Work instructions | Go through the entries and copy each one exactly. Leave none out.

Records for the task |
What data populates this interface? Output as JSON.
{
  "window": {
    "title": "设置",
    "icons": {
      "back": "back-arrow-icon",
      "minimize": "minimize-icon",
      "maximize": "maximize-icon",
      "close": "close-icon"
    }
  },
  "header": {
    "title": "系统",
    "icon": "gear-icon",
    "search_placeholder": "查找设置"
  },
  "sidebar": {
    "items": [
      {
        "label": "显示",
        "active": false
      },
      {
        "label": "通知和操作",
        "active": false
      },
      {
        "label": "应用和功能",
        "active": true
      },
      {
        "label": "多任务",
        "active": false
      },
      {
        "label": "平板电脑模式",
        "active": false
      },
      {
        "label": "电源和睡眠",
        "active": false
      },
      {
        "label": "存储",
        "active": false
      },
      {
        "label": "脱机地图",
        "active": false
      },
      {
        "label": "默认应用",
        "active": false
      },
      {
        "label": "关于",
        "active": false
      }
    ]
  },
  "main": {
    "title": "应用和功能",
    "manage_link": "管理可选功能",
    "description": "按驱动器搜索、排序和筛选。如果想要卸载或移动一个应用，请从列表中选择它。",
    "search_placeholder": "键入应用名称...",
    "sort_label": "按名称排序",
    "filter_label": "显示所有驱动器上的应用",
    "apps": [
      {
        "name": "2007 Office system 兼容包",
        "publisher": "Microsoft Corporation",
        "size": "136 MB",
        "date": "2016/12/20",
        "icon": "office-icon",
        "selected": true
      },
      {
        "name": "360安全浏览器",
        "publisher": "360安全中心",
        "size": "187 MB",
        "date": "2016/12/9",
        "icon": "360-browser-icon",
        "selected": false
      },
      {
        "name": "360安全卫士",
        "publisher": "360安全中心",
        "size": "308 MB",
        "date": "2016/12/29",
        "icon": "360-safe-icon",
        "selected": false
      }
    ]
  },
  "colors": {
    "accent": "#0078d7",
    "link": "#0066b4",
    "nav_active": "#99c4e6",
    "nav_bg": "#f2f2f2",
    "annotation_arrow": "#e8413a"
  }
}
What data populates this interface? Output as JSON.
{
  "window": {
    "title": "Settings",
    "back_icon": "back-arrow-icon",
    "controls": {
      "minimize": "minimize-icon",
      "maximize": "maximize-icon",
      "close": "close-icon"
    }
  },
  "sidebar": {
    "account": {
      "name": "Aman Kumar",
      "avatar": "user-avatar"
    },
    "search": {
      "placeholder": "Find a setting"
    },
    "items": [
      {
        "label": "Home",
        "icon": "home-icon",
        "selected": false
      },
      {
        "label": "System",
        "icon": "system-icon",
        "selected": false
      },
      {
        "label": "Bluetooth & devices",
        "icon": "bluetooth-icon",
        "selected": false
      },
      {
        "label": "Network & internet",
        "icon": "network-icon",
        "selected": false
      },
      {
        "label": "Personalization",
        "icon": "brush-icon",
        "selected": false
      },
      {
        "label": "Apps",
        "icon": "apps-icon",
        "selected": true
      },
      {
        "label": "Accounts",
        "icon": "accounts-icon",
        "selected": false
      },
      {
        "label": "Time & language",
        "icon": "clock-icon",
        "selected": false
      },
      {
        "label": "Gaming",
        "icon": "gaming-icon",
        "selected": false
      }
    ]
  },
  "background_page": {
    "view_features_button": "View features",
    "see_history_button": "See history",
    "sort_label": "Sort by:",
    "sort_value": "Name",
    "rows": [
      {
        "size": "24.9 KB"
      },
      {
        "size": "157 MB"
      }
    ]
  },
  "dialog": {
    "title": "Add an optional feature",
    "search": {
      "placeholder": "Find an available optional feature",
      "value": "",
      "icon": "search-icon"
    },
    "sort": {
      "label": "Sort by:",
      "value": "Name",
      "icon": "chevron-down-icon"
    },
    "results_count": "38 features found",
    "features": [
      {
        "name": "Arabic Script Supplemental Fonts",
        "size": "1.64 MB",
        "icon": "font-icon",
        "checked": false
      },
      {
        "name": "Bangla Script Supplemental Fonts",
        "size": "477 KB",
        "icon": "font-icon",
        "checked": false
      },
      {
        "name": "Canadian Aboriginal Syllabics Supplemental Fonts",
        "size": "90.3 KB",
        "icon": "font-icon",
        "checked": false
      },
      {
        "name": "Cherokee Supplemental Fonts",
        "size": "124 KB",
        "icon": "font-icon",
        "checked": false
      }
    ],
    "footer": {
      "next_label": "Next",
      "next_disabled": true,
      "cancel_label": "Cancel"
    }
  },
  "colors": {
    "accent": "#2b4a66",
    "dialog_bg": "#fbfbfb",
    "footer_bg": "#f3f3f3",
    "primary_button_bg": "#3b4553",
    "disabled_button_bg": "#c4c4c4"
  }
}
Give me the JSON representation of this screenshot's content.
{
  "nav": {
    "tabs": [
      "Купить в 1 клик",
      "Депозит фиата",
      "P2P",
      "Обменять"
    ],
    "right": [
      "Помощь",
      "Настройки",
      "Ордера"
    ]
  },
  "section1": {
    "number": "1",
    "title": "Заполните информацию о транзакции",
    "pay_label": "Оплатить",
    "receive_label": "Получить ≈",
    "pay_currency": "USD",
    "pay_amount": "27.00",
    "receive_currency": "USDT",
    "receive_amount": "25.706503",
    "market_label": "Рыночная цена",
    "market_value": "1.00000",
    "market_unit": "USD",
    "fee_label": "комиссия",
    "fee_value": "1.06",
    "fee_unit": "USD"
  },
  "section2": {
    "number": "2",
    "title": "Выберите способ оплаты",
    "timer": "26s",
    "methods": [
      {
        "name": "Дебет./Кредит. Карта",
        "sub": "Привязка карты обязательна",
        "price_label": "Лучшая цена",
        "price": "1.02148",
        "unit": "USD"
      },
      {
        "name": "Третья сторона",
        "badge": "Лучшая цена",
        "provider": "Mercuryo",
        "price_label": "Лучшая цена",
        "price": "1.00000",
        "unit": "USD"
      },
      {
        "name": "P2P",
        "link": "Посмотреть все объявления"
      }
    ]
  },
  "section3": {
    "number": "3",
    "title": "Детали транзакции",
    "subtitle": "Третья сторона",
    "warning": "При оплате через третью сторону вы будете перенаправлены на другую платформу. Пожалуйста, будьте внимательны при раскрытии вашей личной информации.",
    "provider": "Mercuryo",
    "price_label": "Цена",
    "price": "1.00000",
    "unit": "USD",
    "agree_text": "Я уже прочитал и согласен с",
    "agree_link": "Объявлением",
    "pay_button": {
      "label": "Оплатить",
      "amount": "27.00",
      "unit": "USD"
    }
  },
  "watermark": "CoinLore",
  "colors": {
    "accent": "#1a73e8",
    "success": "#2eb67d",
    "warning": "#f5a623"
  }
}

Your response |
What data populates this interface? Output as JSON.
{
  "window": {
    "title": "设置",
    "icons": {
      "back": "back-arrow-icon",
      "minimize": "minimize-icon",
      "maximize": "maximize-icon",
      "close": "close-icon"
    }
  },
  "header": {
    "title": "系统",
    "icon": "gear-icon",
    "search_placeholder": "查找设置"
  },
  "sidebar": {
    "items": [
      {
        "label": "显示",
        "active": false
      },
      {
        "label": "通知和操作",
        "active": false
      },
      {
        "label": "应用和功能",
        "active": true
      },
      {
        "label": "多任务",
        "active": false
      },
      {
        "label": "平板电脑模式",
        "active": false
      },
      {
        "label": "电源和睡眠",
        "active": false
      },
      {
        "label": "存储",
        "active": false
      },
      {
        "label": "脱机地图",
        "active": false
      },
      {
        "label": "默认应用",
        "active": false
      },
      {
        "label": "关于",
        "active": false
      }
    ]
  },
  "main": {
    "title": "应用和功能",
    "manage_link": "管理可选功能",
    "description": "按驱动器搜索、排序和筛选。如果想要卸载或移动一个应用，请从列表中选择它。",
    "search_placeholder": "键入应用名称...",
    "sort_label": "按名称排序",
    "filter_label": "显示所有驱动器上的应用",
    "apps": [
      {
        "name": "2007 Office system 兼容包",
        "publisher": "Microsoft Corporation",
        "size": "136 MB",
        "date": "2016/12/20",
        "icon": "office-icon",
        "selected": true
      },
      {
        "name": "360安全浏览器",
        "publisher": "360安全中心",
        "size": "187 MB",
        "date": "2016/12/9",
        "icon": "360-browser-icon",
        "selected": false
      },
      {
        "name": "360安全卫士",
        "publisher": "360安全中心",
        "size": "308 MB",
        "date": "2016/12/29",
        "icon": "360-safe-icon",
        "selected": false
      }
    ]
  },
  "colors": {
    "accent": "#0078d7",
    "link": "#0066b4",
    "nav_active": "#99c4e6",
    "nav_bg": "#f2f2f2",
    "annotation_arrow": "#e8413a"
  }
}
What data populates this interface? Output as JSON.
{
  "window": {
    "title": "Settings",
    "back_icon": "back-arrow-icon",
    "controls": {
      "minimize": "minimize-icon",
      "maximize": "maximize-icon",
      "close": "close-icon"
    }
  },
  "sidebar": {
    "account": {
      "name": "Aman Kumar",
      "avatar": "user-avatar"
    },
    "search": {
      "placeholder": "Find a setting"
    },
    "items": [
      {
        "label": "Home",
        "icon": "home-icon",
        "selected": false
      },
      {
        "label": "System",
        "icon": "system-icon",
        "selected": false
      },
      {
        "label": "Bluetooth & devices",
        "icon": "bluetooth-icon",
        "selected": false
      },
      {
        "label": "Network & internet",
        "icon": "network-icon",
        "selected": false
      },
      {
        "label": "Personalization",
        "icon": "brush-icon",
        "selected": false
      },
      {
        "label": "Apps",
        "icon": "apps-icon",
        "selected": true
      },
      {
        "label": "Accounts",
        "icon": "accounts-icon",
        "selected": false
      },
      {
        "label": "Time & language",
        "icon": "clock-icon",
        "selected": false
      },
      {
        "label": "Gaming",
        "icon": "gaming-icon",
        "selected": false
      }
    ]
  },
  "background_page": {
    "view_features_button": "View features",
    "see_history_button": "See history",
    "sort_label": "Sort by:",
    "sort_value": "Name",
    "rows": [
      {
        "size": "24.9 KB"
      },
      {
        "size": "157 MB"
      }
    ]
  },
  "dialog": {
    "title": "Add an optional feature",
    "search": {
      "placeholder": "Find an available optional feature",
      "value": "",
      "icon": "search-icon"
    },
    "sort": {
      "label": "Sort by:",
      "value": "Name",
      "icon": "chevron-down-icon"
    },
    "results_count": "38 features found",
    "features": [
      {
        "name": "Arabic Script Supplemental Fonts",
        "size": "1.64 MB",
        "icon": "font-icon",
        "checked": false
      },
      {
        "name": "Bangla Script Supplemental Fonts",
        "size": "477 KB",
        "icon": "font-icon",
        "checked": false
      },
      {
        "name": "Canadian Aboriginal Syllabics Supplemental Fonts",
        "size": "90.3 KB",
        "icon": "font-icon",
        "checked": false
      },
      {
        "name": "Cherokee Supplemental Fonts",
        "size": "124 KB",
        "icon": "font-icon",
        "checked": false
      }
    ],
    "footer": {
      "next_label": "Next",
      "next_disabled": true,
      "cancel_label": "Cancel"
    }
  },
  "colors": {
    "accent": "#2b4a66",
    "dialog_bg": "#fbfbfb",
    "footer_bg": "#f3f3f3",
    "primary_button_bg": "#3b4553",
    "disabled_button_bg": "#c4c4c4"
  }
}
Give me the JSON representation of this screenshot's content.
{
  "nav": {
    "tabs": [
      "Купить в 1 клик",
      "Депозит фиата",
      "P2P",
      "Обменять"
    ],
    "right": [
      "Помощь",
      "Настройки",
      "Ордера"
    ]
  },
  "section1": {
    "number": "1",
    "title": "Заполните информацию о транзакции",
    "pay_label": "Оплатить",
    "receive_label": "Получить ≈",
    "pay_currency": "USD",
    "pay_amount": "27.00",
    "receive_currency": "USDT",
    "receive_amount": "25.706503",
    "market_label": "Рыночная цена",
    "market_value": "1.00000",
    "market_unit": "USD",
    "fee_label": "комиссия",
    "fee_value": "1.06",
    "fee_unit": "USD"
  },
  "section2": {
    "number": "2",
    "title": "Выберите способ оплаты",
    "timer": "26s",
    "methods": [
      {
        "name": "Дебет./Кредит. Карта",
        "sub": "Привязка карты обязательна",
        "price_label": "Лучшая цена",
        "price": "1.02148",
        "unit": "USD"
      },
      {
        "name": "Третья сторона",
        "badge": "Лучшая цена",
        "provider": "Mercuryo",
        "price_label": "Лучшая цена",
        "price": "1.00000",
        "unit": "USD"
      },
      {
        "name": "P2P",
        "link": "Посмотреть все объявления"
      }
    ]
  },
  "section3": {
    "number": "3",
    "title": "Детали транзакции",
    "subtitle": "Третья сторона",
    "warning": "При оплате через третью сторону вы будете перенаправлены на другую платформу. Пожалуйста, будьте внимательны при раскрытии вашей личной информации.",
    "provider": "Mercuryo",
    "price_label": "Цена",
    "price": "1.00000",
    "unit": "USD",
    "agree_text": "Я уже прочитал и согласен с",
    "agree_link": "Объявлением",
    "pay_button": {
      "label": "Оплатить",
      "amount": "27.00",
      "unit": "USD"
    }
  },
  "watermark": "CoinLore",
  "colors": {
    "accent": "#1a73e8",
    "success": "#2eb67d",
    "warning": "#f5a623"
  }
}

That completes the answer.